Photo by Kevin Sparrow
Once upon a time, in a galaxy far, far away, a young girl called Charlotte went for a lesson with a Jedi Master – sorry, dressage Master, called Obi Wan Hester (aka Carl). She never left. He taught her the ways of the Force, gave her the gift of a Millenium Falcon (aka Valegro), and she went on to defeat the Empire and become famous across the globe.
And then what? Valegro retired, and Charlotte disappeared… Only to be found many years later living halfway up a mountain, wearing a weird cloak and growing a beard.
Okay the last part isn’t strictly accurate – unlike the rest of the story, which is completely factual and not exaggerated in the slightest. It is true that Charlotte and Valegro bowed out of the championship scene after last year’s Rio Olympics, following a record-breaking run of domination that hasn’t been seen since the Rebels blew up the Death Star. She was sorely missed at this summer’s Europeans, when the Brits came home empty handed for the first time in nine years. In Charlotte’s absence, the rest of the dressage Empire struck back.
But thankfully Charlotte hasn’t taken to hermit-style mountain dwelling yet. Instead she’s been building an army of horses, and it’s surely only a matter of time before one of them steps up to fill the very significant shoes of Valegro.
At Britain’s recent LeMieux National Dressage Championships, Dujardin destroyed the competition, taking home an incredible 10 titles. Far from being a one-hit wonder, this girl has got some serious ammunition up her sleeve.

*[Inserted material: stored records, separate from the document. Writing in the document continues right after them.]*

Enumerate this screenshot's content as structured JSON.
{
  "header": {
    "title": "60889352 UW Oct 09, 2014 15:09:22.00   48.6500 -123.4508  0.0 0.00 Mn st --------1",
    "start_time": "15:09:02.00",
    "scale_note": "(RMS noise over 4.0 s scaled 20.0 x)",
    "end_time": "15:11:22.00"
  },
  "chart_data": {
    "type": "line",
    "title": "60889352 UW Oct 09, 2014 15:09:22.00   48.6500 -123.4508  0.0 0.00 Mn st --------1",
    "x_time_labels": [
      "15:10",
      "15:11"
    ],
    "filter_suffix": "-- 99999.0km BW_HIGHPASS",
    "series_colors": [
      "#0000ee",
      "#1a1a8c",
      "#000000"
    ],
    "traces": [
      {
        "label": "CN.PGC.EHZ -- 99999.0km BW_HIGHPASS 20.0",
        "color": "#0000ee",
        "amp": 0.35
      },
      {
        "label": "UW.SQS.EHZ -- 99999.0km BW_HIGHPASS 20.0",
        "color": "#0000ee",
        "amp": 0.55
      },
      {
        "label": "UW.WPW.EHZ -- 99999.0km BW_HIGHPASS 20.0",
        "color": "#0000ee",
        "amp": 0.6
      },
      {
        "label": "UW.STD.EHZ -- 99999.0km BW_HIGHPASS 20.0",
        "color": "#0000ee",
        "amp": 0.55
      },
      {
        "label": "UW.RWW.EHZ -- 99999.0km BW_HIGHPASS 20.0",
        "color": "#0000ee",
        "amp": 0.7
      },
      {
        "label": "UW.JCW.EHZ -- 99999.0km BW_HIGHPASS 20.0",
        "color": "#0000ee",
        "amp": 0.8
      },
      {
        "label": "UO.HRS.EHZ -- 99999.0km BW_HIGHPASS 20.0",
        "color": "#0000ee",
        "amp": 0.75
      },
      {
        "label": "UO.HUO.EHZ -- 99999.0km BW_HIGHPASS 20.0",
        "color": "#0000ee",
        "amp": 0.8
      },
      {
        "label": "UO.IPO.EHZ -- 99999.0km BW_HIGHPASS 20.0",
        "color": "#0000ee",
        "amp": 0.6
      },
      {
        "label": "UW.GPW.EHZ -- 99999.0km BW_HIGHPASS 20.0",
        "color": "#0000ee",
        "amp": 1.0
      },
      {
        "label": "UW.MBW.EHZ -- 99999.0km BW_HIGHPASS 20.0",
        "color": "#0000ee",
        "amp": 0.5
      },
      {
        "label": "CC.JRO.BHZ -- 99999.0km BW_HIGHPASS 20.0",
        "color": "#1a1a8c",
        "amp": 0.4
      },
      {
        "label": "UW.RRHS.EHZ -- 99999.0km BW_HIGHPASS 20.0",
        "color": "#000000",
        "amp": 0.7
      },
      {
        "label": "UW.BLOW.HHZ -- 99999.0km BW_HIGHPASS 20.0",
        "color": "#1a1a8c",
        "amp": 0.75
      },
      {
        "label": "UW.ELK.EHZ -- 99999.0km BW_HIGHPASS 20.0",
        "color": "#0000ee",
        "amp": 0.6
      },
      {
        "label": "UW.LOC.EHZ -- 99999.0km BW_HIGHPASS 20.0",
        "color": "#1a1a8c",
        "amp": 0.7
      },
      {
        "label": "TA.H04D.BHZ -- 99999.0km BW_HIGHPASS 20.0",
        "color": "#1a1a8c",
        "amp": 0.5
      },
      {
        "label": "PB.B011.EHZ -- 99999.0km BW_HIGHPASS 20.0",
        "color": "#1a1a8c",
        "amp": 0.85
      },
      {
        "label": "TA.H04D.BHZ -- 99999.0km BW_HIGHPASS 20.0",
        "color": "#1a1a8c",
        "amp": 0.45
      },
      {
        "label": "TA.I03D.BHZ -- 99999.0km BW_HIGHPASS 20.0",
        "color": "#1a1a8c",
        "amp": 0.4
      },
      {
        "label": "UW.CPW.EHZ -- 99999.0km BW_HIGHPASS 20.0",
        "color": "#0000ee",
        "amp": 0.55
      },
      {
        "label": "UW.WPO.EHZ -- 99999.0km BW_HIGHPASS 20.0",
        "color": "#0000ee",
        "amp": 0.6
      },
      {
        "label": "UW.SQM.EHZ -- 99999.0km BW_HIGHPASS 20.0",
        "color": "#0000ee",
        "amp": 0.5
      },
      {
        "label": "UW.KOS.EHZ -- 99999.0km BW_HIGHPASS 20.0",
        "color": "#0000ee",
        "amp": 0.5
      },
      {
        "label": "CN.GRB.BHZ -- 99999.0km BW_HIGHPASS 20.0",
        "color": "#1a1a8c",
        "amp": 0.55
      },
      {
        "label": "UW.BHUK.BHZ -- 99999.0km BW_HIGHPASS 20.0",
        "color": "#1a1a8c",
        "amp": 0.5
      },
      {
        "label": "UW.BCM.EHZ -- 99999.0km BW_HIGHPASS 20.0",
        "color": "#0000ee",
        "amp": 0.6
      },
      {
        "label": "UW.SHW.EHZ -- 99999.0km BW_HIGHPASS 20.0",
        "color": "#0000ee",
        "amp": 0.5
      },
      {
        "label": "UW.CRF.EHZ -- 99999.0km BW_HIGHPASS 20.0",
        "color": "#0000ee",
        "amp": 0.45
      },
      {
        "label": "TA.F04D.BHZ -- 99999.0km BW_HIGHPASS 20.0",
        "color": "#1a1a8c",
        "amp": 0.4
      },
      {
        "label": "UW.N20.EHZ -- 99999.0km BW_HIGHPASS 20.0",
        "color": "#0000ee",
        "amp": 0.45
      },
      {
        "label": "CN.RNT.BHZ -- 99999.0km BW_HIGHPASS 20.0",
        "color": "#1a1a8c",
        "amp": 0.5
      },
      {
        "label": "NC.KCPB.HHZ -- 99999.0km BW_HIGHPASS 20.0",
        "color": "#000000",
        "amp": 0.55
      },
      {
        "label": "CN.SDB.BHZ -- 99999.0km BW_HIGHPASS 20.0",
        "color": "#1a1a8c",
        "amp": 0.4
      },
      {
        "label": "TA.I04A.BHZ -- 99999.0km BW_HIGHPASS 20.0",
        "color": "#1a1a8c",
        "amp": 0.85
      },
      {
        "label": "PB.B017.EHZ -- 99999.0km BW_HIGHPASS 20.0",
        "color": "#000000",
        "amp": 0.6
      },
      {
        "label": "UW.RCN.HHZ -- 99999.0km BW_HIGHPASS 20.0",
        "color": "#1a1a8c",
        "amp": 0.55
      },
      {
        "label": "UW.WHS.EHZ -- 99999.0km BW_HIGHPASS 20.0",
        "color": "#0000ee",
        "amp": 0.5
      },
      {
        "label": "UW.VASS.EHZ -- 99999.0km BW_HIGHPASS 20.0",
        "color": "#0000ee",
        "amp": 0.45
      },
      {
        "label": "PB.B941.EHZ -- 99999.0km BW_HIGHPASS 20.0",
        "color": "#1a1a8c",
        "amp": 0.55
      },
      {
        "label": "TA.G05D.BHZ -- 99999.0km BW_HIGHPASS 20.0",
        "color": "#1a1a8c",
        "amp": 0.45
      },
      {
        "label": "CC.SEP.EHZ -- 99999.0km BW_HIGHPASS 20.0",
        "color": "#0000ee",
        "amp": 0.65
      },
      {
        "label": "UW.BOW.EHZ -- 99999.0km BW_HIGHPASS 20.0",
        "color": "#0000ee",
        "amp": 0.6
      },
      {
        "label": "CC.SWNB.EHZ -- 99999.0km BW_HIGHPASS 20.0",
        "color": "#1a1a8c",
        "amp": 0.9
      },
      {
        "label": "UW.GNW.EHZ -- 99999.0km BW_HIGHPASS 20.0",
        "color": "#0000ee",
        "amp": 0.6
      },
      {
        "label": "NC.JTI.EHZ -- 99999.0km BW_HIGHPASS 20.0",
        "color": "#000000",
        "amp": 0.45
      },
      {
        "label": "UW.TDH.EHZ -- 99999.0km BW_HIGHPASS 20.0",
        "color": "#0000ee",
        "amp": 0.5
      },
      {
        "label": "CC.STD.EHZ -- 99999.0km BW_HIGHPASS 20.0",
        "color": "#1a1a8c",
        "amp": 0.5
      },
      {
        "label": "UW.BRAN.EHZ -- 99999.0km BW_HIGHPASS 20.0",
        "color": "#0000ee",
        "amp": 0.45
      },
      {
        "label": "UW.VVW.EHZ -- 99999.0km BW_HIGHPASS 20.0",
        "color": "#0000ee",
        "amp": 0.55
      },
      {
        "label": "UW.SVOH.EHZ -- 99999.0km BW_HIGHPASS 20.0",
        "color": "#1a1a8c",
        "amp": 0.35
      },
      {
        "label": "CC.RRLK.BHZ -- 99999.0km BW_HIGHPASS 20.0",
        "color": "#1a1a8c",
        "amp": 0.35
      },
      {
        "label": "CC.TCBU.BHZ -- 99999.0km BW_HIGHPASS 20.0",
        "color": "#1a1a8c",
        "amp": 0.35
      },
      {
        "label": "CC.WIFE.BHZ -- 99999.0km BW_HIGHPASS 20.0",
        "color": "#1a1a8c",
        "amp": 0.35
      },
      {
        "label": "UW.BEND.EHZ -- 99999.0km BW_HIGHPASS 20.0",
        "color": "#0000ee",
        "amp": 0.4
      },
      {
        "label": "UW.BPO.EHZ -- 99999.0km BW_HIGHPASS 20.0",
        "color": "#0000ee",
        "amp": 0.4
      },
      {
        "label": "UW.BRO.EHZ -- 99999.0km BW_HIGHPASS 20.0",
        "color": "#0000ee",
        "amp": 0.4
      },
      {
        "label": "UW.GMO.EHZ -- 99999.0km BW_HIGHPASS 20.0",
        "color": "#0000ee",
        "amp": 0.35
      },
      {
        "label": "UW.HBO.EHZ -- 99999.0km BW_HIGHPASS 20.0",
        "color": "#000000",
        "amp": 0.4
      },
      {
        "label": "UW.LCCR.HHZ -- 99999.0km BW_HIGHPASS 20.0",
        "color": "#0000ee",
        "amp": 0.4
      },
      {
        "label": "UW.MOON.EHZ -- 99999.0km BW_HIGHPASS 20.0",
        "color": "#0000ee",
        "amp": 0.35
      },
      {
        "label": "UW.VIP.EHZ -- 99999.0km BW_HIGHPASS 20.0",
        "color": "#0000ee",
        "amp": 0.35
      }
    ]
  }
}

Among the insanely good highlights of the four-day championships were coming first, second and third in the TopSpec Medium Gold Championship with mares Mount St John VIP and River Rise Nisa, and chestnut gelding Gio respectively. There were 32 horses in that final, and Charlotte’s three rides took the top three places. One judge had VIP on a score of 80.14%, and Charlotte won on a score of 77.73%, nearly three percent clear of her nearest rival (herself). The six-year-old daughter of Vivaldi is a serious threat for the future.
Charlotte also did the one-two-three in the Saracen Horse Feeds Intermediate I Gold Championship, winning with Mount St John Freestyle, coming second with En Vogue and third with Mount St John Kom Fairytale. Her top two in that class also claimed the best podium places in the Fairfax Saddles Prix St Georges Gold Championships, with Freestyle winning on 78.03%.
In the Intermediate 1 Freestyle Gold Championship, Charlotte yet again finished in the top spot on Mount St John Freestyle, retaining the pair’s unbeaten record. Yes, Freestyle won the Freestyle – a commentator’s nightmare but a dressage fan’s dream. The majority of the judges put her above the 80% barrier to finish on a score of 81.5%. Could this be another future record-breaker?
In the Equine Construction Advanced Medium Gold Championship, Charlotte had a one-two with her mentor Carl’s Ekitof and the ridiculously pretty grey Florentina VI, with just over half a percent dividing the two. She repeated the one-two feat in the Childeric Elementary Gold Championship, with the diminutive Gio, whom she bought from the USA, and River Rise Nisa. Once again, there was less than one percent between them.
Then there’s Hawtins Delicato, the only one of Charlotte’s current string who has been competing at international level this season, having scored Intermediate I wins at Hickstead and Hartpury CDIs. At the Nationals, the nine-year-old gelding claimed the Monarch Equestrian Intermediate II Gold Championship, and he is another likely contender for Charlotte’s Next Big Superstar™.
She has a number of horses knocking on the door labelled Grand Prix, as well as others coming up through all the lower ranks. In the Young Horse classes, VIP – another horse bred by the Mount St John Stud – took the final of the Shearwater 6yo Championship, with Hawtins San Floriana claiming the 5yo division. Now that’s what you call strength and depth. The force is indeed strong in this one.
As an aside, have you noticed how many of Charlotte’s top horses are mares? More girl power than Princess Leia and Padme Amidala combined.
Of course, not all horses make the leap to Grand Prix or have the same levels of success at the top level as they did coming up through the ranks, but Charlotte is proving herself a master at producing great horses. Developing into a top Grand Prix horse can take time, though don’t forget Valegro made his international debut at this level in March 2011 and won his first European team gold just five months later.
With so many mega-talented rides in Charlotte’s armoury, it surely won’t be long before she’s making her presence known on the championship stage once again. It’s not just a New Hope – prepare yourself for the Return of Du-Jedi.